“But let him ask in faith, with no doubting, for he who doubts is like a wave of the sea driven and tossed by the wind. For let not that man suppose that he will receive anything from the Lord; he is a double-minded man, unstable in all his ways.”
It’s all about your faith in God, and in who God is.
If you will believe Him—believing that He is who He says He is—then you can and will receive His benefits and blessings … including restoration.
But if you refuse to believe Him …
… choosing instead to embrace doubt, unbelief, and self-pity …
… staring only at yourself instead of believing HIM …
… then you will receive nothing from the Lord.
It’s up to you.
God wants to heal and restore your life.
It’s His heart for you to right every wrong that has ever been done to you; to restore every loss; to work everything out for your good. But will you let Him do that? Will you trust Him, keep your eyes on Him, and believe Him—no matter what?
If you will, you’ll be glad you did. But if you refuse Him, you are refusing every chance you have to see dead dreams raised, abundant healing and restoration, and every other good thing manifested in your life.
I pray you’ll choose to believe Him today, standing firm in faith as He heals and restores your life–no matter how long it takes.
“Abba Father, Lord Jesus, I know Your heart is to heal and restore my life. Your Word says this. And Jesus, You manifested healing and restoration everywhere You went—as long as people believed.
Father, I want to be a believing believer. I confess my doubt, unbelief, and self-pity to You. I confess these things as sin, Father, and I repent. Please forgive me and fill me with Your Holy Spirit where those things were.
Father, I need Your healing touch.

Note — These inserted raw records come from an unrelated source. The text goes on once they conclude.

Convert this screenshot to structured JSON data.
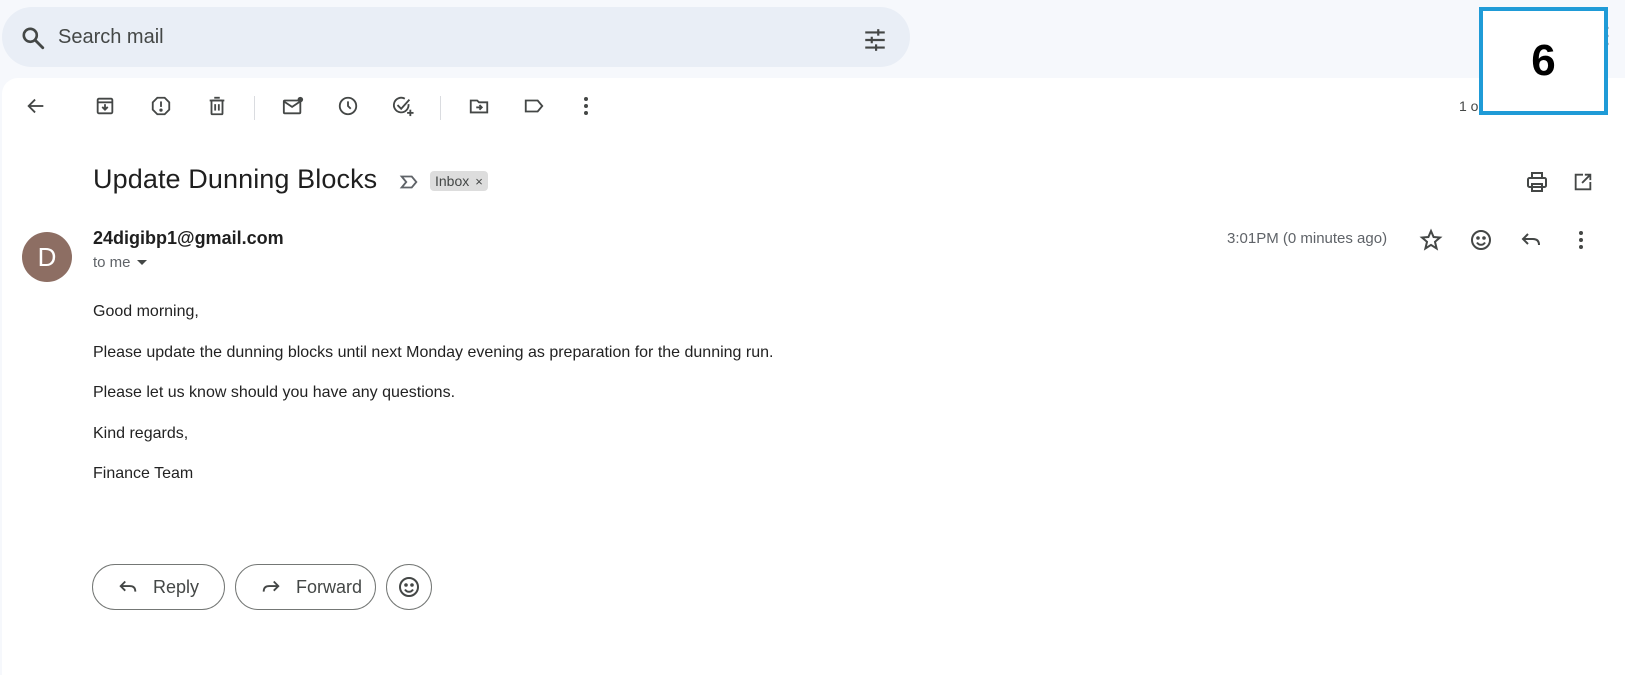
{
  "search": {
    "placeholder": "Search mail"
  },
  "toolbar": {
    "icons": [
      "back-arrow-icon",
      "archive-icon",
      "report-spam-icon",
      "delete-icon",
      "mark-unread-icon",
      "snooze-icon",
      "add-to-tasks-icon",
      "move-to-icon",
      "labels-icon",
      "more-vert-icon"
    ],
    "count": "1 o"
  },
  "email": {
    "subject": "Update Dunning Blocks",
    "label": "Inbox",
    "label_remove": "×",
    "avatar_letter": "D",
    "sender": "24digibp1@gmail.com",
    "recipient": "to me",
    "time": "3:01PM (0 minutes ago)",
    "body": [
      "Good morning,",
      "Please update the dunning blocks until next Monday evening as preparation for the dunning run.",
      "Please let us know should you have any questions.",
      "Kind regards,",
      "Finance Team"
    ]
  },
  "actions": {
    "reply": "Reply",
    "forward": "Forward"
  },
  "badge": {
    "number": "6",
    "border_color": "#1f9bd7"
  },
  "colors": {
    "avatar": "#8d6e63",
    "search_bg": "#e9eef6",
    "page_bg": "#f6f8fc"
  }
}
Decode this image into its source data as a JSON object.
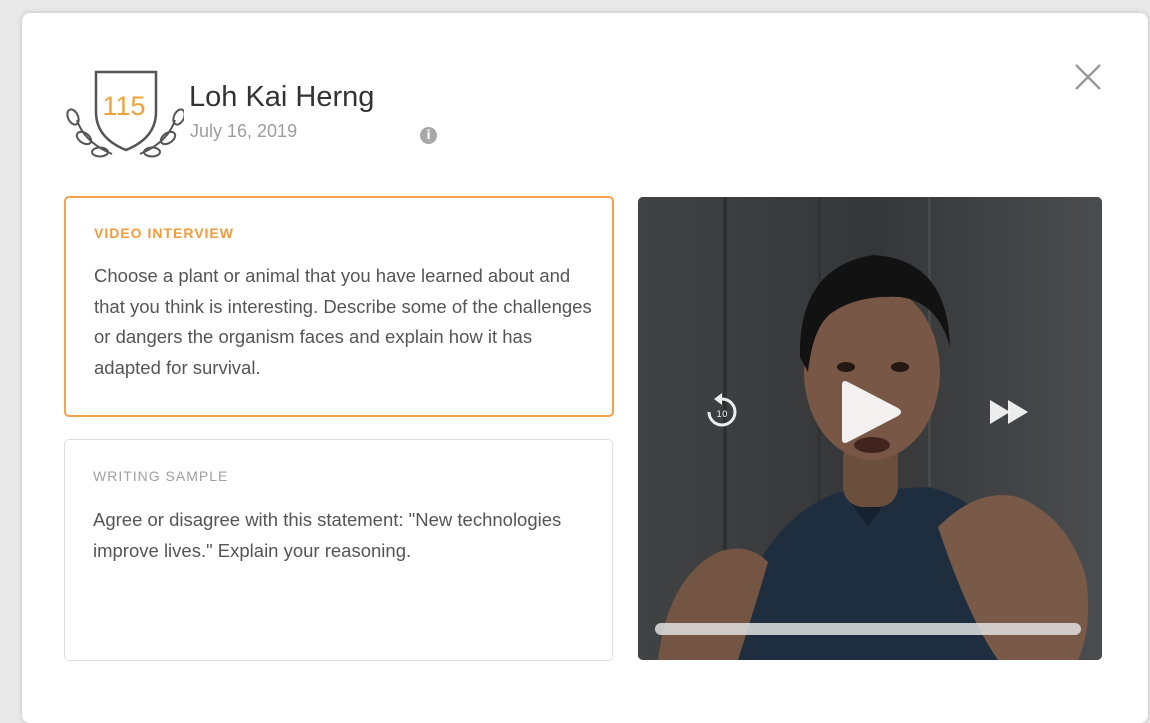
{
  "candidate": {
    "score": "115",
    "name": "Loh Kai Herng",
    "date": "July 16, 2019"
  },
  "icons": {
    "badge": "laurel-badge-icon",
    "info": "info-icon",
    "close": "close-icon",
    "replay": "replay-10-icon",
    "play": "play-icon",
    "fast_forward": "fast-forward-icon"
  },
  "colors": {
    "accent": "#f39a3c",
    "score": "#f0a33a",
    "inactive_border": "#dedede"
  },
  "prompts": [
    {
      "label": "VIDEO INTERVIEW",
      "text": "Choose a plant or animal that you have learned about and that you think is interesting. Describe some of the challenges or dangers the organism faces and explain how it has adapted for survival.",
      "selected": true
    },
    {
      "label": "WRITING SAMPLE",
      "text": "Agree or disagree with this statement: \"New technologies improve lives.\" Explain your reasoning.",
      "selected": false
    }
  ],
  "video": {
    "replay_seconds": "10",
    "progress": 0.0
  }
}
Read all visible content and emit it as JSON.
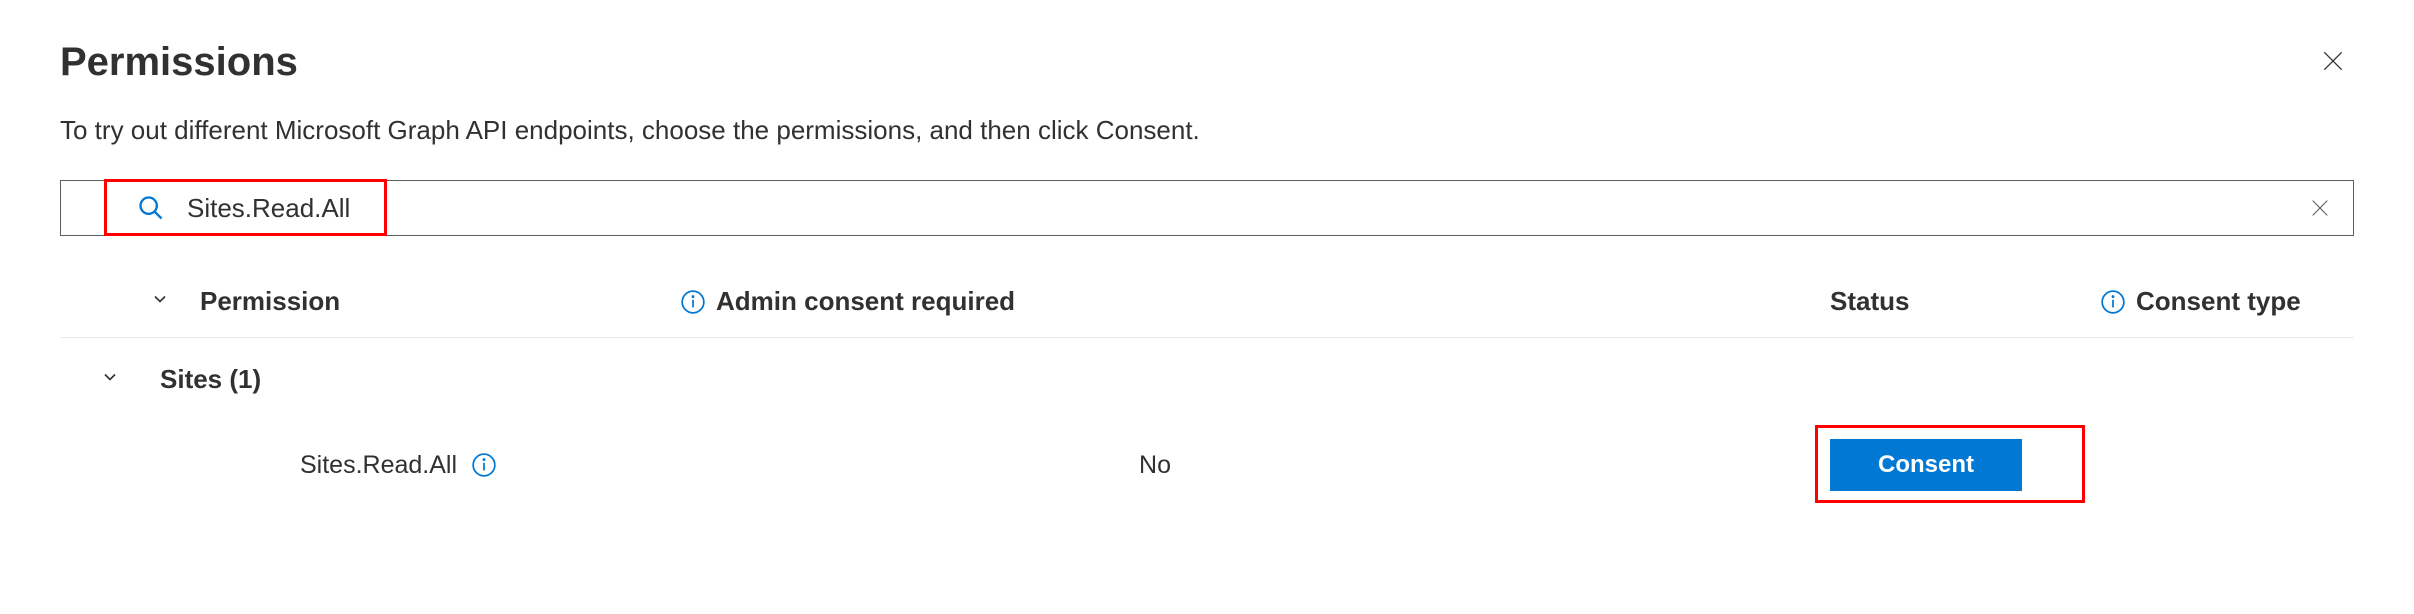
{
  "header": {
    "title": "Permissions",
    "subtitle": "To try out different Microsoft Graph API endpoints, choose the permissions, and then click Consent."
  },
  "search": {
    "value": "Sites.Read.All"
  },
  "table": {
    "columns": {
      "permission": "Permission",
      "admin_consent": "Admin consent required",
      "status": "Status",
      "consent_type": "Consent type"
    },
    "group": {
      "label": "Sites (1)"
    },
    "rows": [
      {
        "permission": "Sites.Read.All",
        "admin_consent": "No",
        "action_label": "Consent"
      }
    ]
  },
  "colors": {
    "primary": "#0078d4",
    "highlight": "#ff0000"
  }
}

I need Your restoration. I need You to answer my prayers. But Father, most of all, I just need You.
Father, I choose to believe You, love You, and seek You first. I choose to trust myself to You. I place myself in Your healing and restoring hands, Abba Father, and I ask You to redeem, heal, and restore my life.
Thank You, Father. In Jesus’ name I pray, amen.”
Did you enter into this scene with me using your own holy imagination? What did you see? How is Holy Spirit speaking into your heart right now? Leave a comment below!